You survived the holidays, Congratulations! You made it through all the preparation, conversing, cleaning, managing relatives, and most of all, digesting decadent meals. If you are at all like me during this festive season and tend to overeat, poorly combine food, and delight in sugary treats, you will be relieved to find out that help is on the way.
When aiding complex digestion, I turn to the trusted and Ancient Ayurvedic tradition that incorporates bitter foods and plants into the diet. Bitter foods are important because they stimulate digestion and cause an increase in metabolism, thus helping move food through the gastrointestinal system. This helps avoid unwanted bloating, congestion, constipation and all around sluggishness. Most of the natural world consists of bitter foods and plants, yet they are mostly excluded from the average American plate. Here are a few simple suggestions on how to incorporate bitter foods into the diet to counteract a sluggish system.
Many are familiar with the tradition of serving a salad as the first course to a meal. Salads traditionally included bitter greens that prepare the GI tract for digestion. Some of these greens include chard, mustard greens, arugula, cabbage, kale, dandelion, and chicory (a common “weed”). So while your preparing your mesclun and spinach salad, throw in a few of these greens and prime your stomach for the meal to come.
Ginger keeps intestinal muscles toned which enables easier transportation of food particles through the digestive tract. This lessens the irritation to the intestinal walls and moves food efficiently through the GI tract. Ginger also improves the production and secretion of bile from the liver and the gallbladder. These secretions also include enzymes that aid in digestion of fats and help to lower the cholesterol in the bloodstream.
Dark chocolate is one of my favorite bitter (and medicinal) treats. And by dark, I mean at least 70% cocoa content. Darker chocolate typically has less sugar and milk added and a higher cocoa content providing more bitter power. City Market and Healthy Living carry a variety of dark, tasty, organic, and fairly traded chocolate bars. If you don’t enjoy dark chocolate, try incorporating baking cocoa into your baked goods.
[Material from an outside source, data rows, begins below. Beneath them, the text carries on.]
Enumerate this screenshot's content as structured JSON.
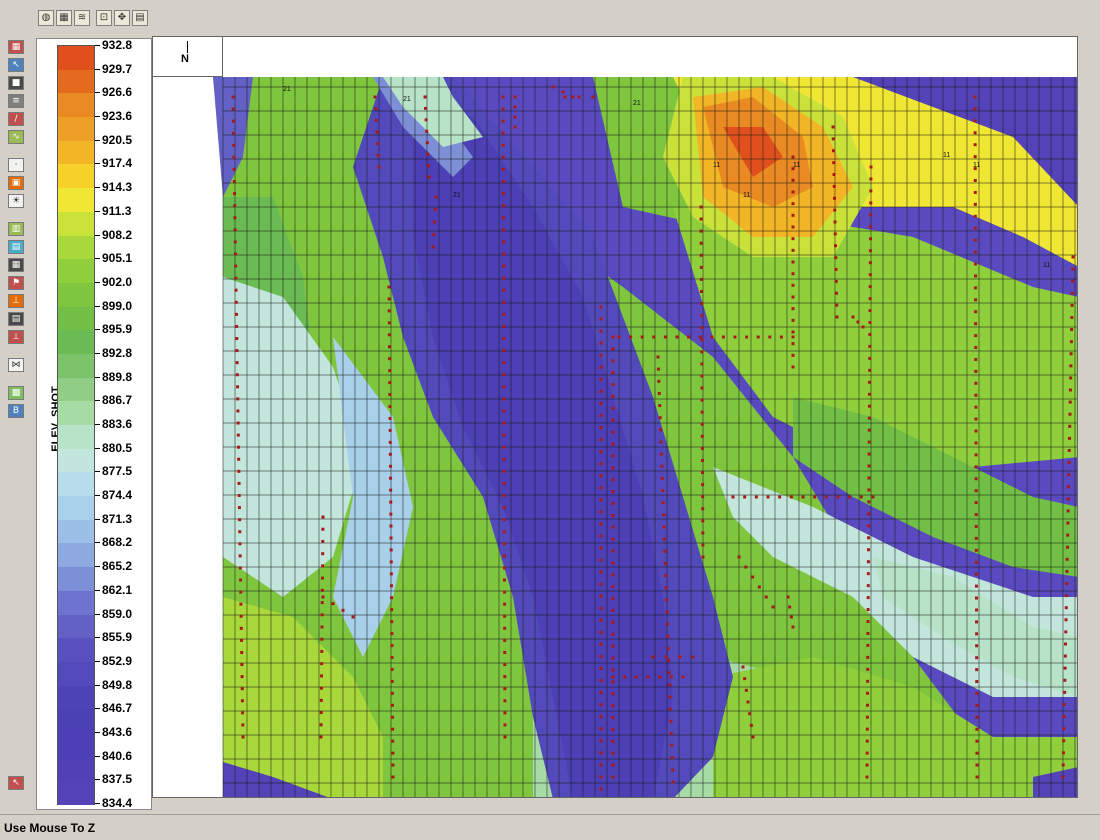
{
  "toolbar": {
    "icons": [
      "globe-icon",
      "grid-icon",
      "layers-icon",
      "zoom-extent-icon",
      "pan-icon",
      "map-icon"
    ]
  },
  "left_tools": {
    "icons": [
      "color-map-icon",
      "select-icon",
      "fill-icon",
      "contour-icon",
      "pen-icon",
      "chart-icon",
      "marker-icon",
      "palette-icon",
      "sun-icon",
      "layer-add-icon",
      "layer-icon",
      "grid-icon",
      "flag-icon",
      "ruler-icon",
      "table-icon",
      "measure-icon",
      "swatch-icon",
      "bold-b-icon",
      "pointer-icon",
      "palette-small-icon"
    ]
  },
  "legend": {
    "title": "ELEV_SHOT",
    "values": [
      "932.8",
      "929.7",
      "926.6",
      "923.6",
      "920.5",
      "917.4",
      "914.3",
      "911.3",
      "908.2",
      "905.1",
      "902.0",
      "899.0",
      "895.9",
      "892.8",
      "889.8",
      "886.7",
      "883.6",
      "880.5",
      "877.5",
      "874.4",
      "871.3",
      "868.2",
      "865.2",
      "862.1",
      "859.0",
      "855.9",
      "852.9",
      "849.8",
      "846.7",
      "843.6",
      "840.6",
      "837.5",
      "834.4"
    ],
    "colors": [
      "#e0501c",
      "#e46a1e",
      "#e98a22",
      "#ee9f26",
      "#f2b526",
      "#f5d12a",
      "#f0e634",
      "#c9e23a",
      "#a9d83a",
      "#8fcf3c",
      "#7ec63e",
      "#72bf45",
      "#6bbb55",
      "#7cc36a",
      "#8fce84",
      "#a6dba6",
      "#b7e3c8",
      "#c2e6dc",
      "#b7ddea",
      "#a9d0e9",
      "#9bbfe6",
      "#8da9df",
      "#7d8fd6",
      "#6e74ce",
      "#6360c6",
      "#5951c0",
      "#5249bb",
      "#4d43b7",
      "#4c40b5",
      "#4d3fb5",
      "#5040b6",
      "#5442b8"
    ]
  },
  "map": {
    "north_label": "N",
    "line_labels": [
      "21",
      "21",
      "21",
      "21",
      "11",
      "11",
      "11",
      "11",
      "11",
      "11"
    ]
  },
  "status": {
    "text": "Use Mouse To Z"
  }
}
If you prefer an easier, simpler way of naturally tuning your digestion, try bitter tonics or tinctures. There are a variety of tinctured bitter herbs that can be taken 30 minutes before or after meals. Some bitter medicinal herbs include Gentian, Angelica, Hyssop, Anise, Oregon Grape Root, Dandelion, and Yarrow. If you’d like to add a little more fun and flavor to your bitter tonics, try Burlington based company, Urban Moonshine’s, famous Maple Bitter Tonic.
Bitter foods and tonics can be taken for immediate indigestion relief or as a long-term GI tonic. The essence of physical and mental health is rooted in good digestion. All the fuel, energy, and material needed to support a healthy body begins with the digestion of our food. So get the most of your New Years Resolution diet and start the year off right by incorporating bitters into your lifestyle.